Give the number of lines in the data that contain the word "hair"; no other text is needed.

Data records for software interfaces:
────────
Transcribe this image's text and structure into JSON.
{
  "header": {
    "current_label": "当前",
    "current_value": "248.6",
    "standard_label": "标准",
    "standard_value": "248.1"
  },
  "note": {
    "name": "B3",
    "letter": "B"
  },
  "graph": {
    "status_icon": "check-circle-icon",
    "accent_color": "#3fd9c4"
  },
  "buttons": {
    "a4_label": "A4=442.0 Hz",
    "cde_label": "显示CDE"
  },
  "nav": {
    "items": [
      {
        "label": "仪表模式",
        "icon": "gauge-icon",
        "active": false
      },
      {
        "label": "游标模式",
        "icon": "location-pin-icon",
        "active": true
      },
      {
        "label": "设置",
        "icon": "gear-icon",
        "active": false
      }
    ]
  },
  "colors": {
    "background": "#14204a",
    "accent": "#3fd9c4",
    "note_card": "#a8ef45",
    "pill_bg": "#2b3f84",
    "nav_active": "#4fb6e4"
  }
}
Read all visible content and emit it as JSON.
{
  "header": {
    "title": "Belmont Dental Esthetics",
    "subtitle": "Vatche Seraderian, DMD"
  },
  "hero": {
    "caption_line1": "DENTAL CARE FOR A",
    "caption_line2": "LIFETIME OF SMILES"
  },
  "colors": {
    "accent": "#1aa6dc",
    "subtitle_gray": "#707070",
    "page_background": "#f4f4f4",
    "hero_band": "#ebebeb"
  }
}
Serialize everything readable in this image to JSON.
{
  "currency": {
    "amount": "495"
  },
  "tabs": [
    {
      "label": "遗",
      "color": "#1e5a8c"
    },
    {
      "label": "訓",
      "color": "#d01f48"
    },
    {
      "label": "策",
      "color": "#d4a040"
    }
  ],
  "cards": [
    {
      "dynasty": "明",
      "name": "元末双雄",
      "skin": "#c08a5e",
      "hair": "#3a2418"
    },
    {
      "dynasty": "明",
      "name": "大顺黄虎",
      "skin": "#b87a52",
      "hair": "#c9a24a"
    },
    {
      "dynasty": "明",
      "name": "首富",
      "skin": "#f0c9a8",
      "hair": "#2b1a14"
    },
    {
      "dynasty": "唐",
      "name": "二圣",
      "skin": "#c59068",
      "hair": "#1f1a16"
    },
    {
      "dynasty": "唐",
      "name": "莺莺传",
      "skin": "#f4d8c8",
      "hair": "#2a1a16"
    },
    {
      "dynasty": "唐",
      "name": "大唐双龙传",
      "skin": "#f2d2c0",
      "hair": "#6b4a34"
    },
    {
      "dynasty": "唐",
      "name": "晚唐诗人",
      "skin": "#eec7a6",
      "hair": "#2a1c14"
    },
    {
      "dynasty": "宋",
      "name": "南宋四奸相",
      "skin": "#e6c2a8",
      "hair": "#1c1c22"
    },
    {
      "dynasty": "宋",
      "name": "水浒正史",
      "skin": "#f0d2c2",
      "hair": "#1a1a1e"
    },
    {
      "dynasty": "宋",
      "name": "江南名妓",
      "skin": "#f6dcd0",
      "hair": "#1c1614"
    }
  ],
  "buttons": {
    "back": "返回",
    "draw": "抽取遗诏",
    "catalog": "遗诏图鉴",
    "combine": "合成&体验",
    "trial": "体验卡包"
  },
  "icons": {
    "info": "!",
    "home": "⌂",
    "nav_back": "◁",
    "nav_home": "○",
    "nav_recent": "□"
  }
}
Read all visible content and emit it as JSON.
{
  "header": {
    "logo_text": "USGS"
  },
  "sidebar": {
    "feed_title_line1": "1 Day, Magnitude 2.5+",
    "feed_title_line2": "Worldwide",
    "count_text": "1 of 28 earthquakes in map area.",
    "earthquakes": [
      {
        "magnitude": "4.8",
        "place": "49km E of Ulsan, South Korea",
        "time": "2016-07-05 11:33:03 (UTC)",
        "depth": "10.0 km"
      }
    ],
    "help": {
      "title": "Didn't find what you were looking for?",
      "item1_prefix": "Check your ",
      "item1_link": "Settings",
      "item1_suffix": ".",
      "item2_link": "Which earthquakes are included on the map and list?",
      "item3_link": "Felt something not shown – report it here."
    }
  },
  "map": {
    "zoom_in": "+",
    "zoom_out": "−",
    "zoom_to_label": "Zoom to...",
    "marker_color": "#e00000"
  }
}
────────
— TASK RESULT —
10